After uncovering the scope and getting everything connected, I used the Celestron PWI app to slew to some stars up above Polaris, since as I discovered last night, something's still wrong with my declination axis, and I can't slew very far south if I'm facing the west side of the meridian. But it still did the rapid-wagging thing it did yesterday! So I decided to characterize the problem a bit. I disconnected the mount from PWI and rebooted it, and then used the hand controller to slew around and see where it started. However, the dec axis behaved normally, all the way around! Now I'm wondering if it's an issue with PWI. It's relatively new software, and only very recently released for their non-USB mounts like my AVX. So I decided to run things the ol'-fashioned way -- using the hand controller and the ASCOM driver instead of PWI.
I aligned, re-polar aligned (one of the legs had sunk accidentally a little bit), and then while I was doing the second alignment post-polar-alignment, the dec axis did the wagging thing for a southerly star on the western half. So I restarted the alignment (luckily I didn't need to polar align again), and picked western stars that were less far south. Finally, finally, I got the mount aligned.
I started the sequence to start imaging, but plate solving using the Astrometry.net downloaded offline server wasn't working in SequenceGenerator Pro. My tablet's wifi card driver had died, so I had to reboot the tablet to get it working again so that I could use Astrometry.net's remote server instead. (One of the benefits of not using software to run the mount!) However, after the reboot with functional wifi, the plate solver still didn't want to work. So I switched back to the local server, and that finally worked. It is super slow though, which I don't understand -- it has my scope's focal length, camera sensor size, the coordinates where my scope should be pointing, and I'm even binning the image 2x2 to make it smaller, so it should be a pretty quick plate solve, since it has all of this information and shouldn't have to do a blind solve. Rawr. The plate solving helps to get the image centered in the frame when the mount didn't quite do it. It's not doing a great job, however -- it does the initial solve, moves the mount, and then solves again to check, but it's usually just back in the same spot as before. I increased the number of attempts, but it still stops after the first move.

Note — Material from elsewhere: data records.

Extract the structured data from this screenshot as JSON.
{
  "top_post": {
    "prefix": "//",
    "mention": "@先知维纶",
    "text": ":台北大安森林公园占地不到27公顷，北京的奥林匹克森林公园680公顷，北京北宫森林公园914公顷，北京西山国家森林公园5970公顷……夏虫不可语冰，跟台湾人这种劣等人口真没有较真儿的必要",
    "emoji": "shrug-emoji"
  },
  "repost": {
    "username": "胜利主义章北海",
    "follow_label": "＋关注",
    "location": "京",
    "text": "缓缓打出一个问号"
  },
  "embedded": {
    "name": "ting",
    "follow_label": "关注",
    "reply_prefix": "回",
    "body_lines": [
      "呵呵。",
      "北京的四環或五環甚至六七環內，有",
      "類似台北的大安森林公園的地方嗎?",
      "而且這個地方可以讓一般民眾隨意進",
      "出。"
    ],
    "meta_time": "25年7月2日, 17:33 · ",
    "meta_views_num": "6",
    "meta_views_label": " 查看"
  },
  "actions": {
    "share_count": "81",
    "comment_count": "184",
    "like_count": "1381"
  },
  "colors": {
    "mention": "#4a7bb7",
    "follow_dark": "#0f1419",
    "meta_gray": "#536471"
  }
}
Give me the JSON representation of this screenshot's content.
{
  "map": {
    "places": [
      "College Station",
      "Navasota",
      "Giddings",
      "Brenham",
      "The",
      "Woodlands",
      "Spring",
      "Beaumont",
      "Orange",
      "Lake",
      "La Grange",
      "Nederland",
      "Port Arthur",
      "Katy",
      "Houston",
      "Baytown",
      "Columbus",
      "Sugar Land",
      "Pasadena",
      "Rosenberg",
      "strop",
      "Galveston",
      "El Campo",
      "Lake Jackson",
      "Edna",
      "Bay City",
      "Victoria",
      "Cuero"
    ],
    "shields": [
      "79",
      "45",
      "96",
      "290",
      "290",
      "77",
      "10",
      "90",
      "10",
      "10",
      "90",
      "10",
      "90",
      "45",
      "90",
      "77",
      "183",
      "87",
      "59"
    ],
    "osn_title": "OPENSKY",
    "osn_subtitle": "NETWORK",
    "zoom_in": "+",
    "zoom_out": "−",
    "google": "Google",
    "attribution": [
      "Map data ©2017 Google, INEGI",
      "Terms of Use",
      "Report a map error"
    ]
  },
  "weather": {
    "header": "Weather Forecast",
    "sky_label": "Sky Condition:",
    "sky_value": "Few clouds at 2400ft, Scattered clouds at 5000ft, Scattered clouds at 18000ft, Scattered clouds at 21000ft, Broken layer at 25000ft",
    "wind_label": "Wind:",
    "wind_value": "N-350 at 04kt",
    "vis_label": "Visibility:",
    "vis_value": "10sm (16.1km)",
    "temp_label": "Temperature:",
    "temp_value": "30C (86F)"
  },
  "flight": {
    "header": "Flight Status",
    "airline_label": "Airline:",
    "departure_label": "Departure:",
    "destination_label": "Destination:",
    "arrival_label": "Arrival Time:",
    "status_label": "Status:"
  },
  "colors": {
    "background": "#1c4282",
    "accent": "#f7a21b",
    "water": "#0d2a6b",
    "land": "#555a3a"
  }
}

I also adjusted the target-switch times in the sequence, since everything was crossing the meridian about six minutes earlier than when I had first programmed the sequence. I really didn't want the scope to go past the meridian, since even though the mount can go as far back as 20 degrees past, I haven't yet fixed the issue of the dec axis coming loose and sliding out a tiny bit, which was probably the cause of it not being able to park on the first night.
Once everything was rolling, I went inside and went to bed, hoping that it would still successfully park. (I did test earlier that it would park using the ASCOM command instead of PWI).
The next morning, I went and checked on it -- yup, it parked, and the camera warmed! It got through M27 Dumbbell Nebula and the Eastern Veil Nebula, but the log showed that it failed to plate solve the Cocoon Nebula. Now whether this was due to a passing cloud or the plate solver not working again, I'm not sure. Before I powered everything down, I checked that parking the mount in SGP actually put it into "hibernate" mode, where it would save the point model, and this turned out to be the case. Woot! So all I had to do was disconnect hardware from SGP and the PHD2 autoguiding software, and then flip the main power strip switch and put the cover on. Beautiful!
Here's a single frame, debayered and auto-stretched:
M27 Dumbbell Nebula, single 3-minute frame
Camera: ZWO ASI294MC, Astronomik CLS filter, telescope: Takahashi FSQ-106N, mount: Celestron AVX
(Click here for the final image!)
(Click here for the final image!)
A promising start!